Dataset rows for apps and sites =
*** Block opens ***

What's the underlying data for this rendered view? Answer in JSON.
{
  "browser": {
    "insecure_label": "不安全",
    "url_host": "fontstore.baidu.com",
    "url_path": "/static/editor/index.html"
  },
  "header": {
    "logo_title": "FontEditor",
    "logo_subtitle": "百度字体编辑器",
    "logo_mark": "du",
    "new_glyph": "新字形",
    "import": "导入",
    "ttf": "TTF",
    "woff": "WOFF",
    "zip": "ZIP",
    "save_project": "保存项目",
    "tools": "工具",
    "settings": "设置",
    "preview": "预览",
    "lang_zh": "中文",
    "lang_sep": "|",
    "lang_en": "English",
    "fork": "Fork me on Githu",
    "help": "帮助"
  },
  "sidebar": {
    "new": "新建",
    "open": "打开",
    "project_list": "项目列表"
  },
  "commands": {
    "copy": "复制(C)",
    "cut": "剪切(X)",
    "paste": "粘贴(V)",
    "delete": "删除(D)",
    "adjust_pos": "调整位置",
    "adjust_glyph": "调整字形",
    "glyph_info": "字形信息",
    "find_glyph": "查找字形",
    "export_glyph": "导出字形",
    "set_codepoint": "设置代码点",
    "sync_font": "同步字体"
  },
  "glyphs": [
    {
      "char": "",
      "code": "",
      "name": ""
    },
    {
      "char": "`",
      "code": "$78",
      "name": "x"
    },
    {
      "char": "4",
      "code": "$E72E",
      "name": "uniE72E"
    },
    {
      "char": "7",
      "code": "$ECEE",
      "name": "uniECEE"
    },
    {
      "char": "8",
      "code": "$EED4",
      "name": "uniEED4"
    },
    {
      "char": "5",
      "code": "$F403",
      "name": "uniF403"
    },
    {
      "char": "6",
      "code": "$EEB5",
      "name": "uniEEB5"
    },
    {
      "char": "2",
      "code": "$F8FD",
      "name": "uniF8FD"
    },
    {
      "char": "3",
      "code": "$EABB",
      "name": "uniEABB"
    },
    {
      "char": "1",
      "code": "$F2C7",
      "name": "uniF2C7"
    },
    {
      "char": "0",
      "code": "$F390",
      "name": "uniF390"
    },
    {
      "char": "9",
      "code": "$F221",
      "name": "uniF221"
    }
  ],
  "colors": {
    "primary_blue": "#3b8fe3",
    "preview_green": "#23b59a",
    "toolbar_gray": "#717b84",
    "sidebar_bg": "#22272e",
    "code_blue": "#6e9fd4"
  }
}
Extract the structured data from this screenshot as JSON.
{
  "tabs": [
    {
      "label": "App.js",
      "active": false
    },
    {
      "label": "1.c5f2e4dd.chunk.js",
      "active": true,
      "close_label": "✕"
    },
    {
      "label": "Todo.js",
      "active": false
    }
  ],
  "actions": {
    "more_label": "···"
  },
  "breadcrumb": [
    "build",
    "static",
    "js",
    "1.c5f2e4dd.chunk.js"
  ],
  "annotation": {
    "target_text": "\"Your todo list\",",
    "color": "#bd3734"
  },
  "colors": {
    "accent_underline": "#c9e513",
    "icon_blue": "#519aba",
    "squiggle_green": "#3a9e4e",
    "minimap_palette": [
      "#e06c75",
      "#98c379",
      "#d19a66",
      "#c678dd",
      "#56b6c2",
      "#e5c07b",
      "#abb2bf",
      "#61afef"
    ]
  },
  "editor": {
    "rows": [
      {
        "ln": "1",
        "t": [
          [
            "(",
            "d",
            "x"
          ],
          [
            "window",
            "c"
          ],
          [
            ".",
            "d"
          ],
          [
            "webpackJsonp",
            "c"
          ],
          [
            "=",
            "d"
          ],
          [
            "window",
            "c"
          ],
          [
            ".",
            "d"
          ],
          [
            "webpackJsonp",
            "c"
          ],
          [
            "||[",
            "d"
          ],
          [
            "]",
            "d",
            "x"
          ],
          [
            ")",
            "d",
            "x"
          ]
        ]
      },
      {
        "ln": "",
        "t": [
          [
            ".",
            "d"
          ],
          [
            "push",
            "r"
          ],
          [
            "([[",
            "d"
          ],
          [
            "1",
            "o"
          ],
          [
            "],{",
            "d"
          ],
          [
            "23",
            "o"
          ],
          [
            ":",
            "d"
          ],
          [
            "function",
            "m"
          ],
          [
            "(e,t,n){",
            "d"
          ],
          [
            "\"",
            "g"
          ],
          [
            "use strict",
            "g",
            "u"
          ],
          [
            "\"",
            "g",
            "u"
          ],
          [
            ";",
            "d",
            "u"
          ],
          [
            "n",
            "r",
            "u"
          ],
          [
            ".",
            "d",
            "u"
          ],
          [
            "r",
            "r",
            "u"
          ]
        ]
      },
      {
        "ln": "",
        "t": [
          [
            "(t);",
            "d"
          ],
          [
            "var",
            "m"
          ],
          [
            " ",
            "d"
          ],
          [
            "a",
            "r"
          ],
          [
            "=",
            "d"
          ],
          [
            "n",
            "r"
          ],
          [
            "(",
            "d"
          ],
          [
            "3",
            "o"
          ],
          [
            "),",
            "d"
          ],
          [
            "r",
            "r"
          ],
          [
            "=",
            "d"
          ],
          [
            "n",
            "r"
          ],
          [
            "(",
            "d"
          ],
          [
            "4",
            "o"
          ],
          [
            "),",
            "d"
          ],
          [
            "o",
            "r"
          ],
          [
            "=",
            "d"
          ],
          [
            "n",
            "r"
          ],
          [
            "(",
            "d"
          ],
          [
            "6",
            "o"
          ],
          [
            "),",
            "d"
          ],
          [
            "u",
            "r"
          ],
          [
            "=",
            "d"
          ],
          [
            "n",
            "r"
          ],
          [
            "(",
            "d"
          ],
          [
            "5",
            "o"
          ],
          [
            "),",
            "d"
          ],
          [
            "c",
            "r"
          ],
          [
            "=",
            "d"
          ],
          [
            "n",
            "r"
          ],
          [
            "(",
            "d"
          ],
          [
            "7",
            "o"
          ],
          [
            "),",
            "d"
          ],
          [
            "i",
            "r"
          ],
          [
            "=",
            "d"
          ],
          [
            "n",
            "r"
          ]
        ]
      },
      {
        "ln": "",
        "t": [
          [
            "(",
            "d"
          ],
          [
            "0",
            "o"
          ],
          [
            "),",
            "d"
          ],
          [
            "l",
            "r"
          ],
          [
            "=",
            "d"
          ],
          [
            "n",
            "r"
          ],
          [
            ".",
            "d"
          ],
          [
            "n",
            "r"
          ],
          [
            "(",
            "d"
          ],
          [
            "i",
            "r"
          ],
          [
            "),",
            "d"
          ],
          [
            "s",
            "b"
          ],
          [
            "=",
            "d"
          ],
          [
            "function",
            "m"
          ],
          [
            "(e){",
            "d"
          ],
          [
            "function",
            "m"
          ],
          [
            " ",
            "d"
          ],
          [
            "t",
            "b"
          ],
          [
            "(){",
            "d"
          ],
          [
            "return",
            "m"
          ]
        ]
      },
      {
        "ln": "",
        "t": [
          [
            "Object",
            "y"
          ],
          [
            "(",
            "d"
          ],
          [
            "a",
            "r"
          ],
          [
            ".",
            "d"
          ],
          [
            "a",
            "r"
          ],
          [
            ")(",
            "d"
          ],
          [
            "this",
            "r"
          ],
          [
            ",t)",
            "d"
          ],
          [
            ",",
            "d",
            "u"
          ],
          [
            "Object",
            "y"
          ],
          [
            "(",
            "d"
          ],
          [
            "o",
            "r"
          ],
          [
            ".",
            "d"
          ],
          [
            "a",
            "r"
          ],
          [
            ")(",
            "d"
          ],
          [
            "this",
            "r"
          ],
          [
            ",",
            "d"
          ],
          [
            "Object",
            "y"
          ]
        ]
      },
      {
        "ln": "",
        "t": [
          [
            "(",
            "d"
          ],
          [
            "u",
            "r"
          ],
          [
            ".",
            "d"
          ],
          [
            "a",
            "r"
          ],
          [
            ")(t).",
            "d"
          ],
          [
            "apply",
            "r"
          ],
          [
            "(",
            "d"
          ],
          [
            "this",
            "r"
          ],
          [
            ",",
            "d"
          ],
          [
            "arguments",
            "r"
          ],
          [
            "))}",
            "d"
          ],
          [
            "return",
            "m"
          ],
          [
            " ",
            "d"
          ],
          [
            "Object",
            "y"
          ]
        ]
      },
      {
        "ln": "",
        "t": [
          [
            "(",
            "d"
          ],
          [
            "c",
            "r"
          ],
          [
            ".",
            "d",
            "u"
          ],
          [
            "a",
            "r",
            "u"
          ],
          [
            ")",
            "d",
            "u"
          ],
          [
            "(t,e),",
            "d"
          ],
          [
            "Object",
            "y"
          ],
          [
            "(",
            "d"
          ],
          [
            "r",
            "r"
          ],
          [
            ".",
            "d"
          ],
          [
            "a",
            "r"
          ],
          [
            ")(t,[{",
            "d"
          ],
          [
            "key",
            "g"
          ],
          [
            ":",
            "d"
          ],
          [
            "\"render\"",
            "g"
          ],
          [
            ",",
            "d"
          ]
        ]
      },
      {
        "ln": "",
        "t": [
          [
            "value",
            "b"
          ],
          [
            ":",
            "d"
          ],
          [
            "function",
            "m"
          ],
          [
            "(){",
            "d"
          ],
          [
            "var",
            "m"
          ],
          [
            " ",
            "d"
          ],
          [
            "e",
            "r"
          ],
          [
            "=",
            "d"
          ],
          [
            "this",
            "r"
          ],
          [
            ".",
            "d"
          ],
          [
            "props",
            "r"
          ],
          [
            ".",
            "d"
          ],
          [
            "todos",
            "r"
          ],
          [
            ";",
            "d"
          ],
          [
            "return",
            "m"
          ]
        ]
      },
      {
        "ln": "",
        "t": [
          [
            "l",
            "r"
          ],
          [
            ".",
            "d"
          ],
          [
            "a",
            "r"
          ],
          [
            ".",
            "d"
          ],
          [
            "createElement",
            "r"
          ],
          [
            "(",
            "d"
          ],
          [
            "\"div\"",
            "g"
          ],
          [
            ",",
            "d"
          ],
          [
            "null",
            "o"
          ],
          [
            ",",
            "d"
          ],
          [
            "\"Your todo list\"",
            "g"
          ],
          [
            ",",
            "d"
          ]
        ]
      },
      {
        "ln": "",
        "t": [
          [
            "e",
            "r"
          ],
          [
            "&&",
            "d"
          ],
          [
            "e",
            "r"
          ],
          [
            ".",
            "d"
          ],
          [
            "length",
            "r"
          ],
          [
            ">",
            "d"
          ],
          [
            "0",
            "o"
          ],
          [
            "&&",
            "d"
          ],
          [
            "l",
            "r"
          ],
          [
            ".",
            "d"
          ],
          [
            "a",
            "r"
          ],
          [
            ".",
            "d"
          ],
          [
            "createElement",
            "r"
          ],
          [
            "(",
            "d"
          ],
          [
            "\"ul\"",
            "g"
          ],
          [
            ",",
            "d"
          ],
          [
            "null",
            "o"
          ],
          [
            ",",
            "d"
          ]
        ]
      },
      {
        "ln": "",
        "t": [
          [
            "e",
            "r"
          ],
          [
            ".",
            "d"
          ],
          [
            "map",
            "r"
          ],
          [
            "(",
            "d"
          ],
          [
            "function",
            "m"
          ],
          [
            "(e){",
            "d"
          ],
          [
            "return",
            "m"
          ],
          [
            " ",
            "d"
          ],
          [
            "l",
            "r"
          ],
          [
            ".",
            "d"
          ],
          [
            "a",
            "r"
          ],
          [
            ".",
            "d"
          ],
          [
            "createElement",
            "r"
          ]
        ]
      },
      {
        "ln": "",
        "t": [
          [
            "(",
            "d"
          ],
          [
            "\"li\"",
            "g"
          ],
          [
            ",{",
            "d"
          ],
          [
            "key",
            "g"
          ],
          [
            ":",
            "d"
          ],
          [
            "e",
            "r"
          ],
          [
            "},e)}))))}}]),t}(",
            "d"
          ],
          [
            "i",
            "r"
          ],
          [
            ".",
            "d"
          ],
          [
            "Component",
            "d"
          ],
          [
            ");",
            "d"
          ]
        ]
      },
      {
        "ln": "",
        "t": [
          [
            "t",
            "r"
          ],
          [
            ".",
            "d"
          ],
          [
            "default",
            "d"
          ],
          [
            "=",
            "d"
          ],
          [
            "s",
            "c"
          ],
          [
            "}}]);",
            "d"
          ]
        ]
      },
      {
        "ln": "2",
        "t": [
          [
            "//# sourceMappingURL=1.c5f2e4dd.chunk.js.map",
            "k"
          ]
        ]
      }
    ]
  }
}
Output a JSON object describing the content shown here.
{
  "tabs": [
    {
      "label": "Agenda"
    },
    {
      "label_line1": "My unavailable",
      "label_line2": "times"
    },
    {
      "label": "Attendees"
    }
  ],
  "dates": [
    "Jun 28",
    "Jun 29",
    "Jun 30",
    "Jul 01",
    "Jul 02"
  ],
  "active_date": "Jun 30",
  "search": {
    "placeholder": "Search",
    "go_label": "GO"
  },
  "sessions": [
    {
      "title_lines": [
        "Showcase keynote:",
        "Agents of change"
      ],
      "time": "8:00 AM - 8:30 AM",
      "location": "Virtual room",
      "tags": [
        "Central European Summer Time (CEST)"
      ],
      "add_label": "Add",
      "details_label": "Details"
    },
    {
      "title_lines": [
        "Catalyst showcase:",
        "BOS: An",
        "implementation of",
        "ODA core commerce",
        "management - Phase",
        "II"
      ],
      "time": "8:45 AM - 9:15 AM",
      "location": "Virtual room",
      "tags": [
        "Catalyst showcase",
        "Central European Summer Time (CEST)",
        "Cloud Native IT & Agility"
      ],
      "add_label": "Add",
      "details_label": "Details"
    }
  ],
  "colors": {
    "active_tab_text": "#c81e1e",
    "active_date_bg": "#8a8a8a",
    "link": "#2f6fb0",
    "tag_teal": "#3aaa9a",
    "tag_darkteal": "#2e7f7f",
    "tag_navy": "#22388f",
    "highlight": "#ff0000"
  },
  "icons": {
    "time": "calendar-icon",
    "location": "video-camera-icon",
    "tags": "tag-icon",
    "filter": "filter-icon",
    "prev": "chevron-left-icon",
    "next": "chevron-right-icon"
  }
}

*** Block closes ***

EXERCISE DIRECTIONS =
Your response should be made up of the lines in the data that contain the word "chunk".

TASK OUTPUT =
      "label": "1.c5f2e4dd.chunk.js",
    "1.c5f2e4dd.chunk.js"
            "//# sourceMappingURL=1.c5f2e4dd.chunk.js.map",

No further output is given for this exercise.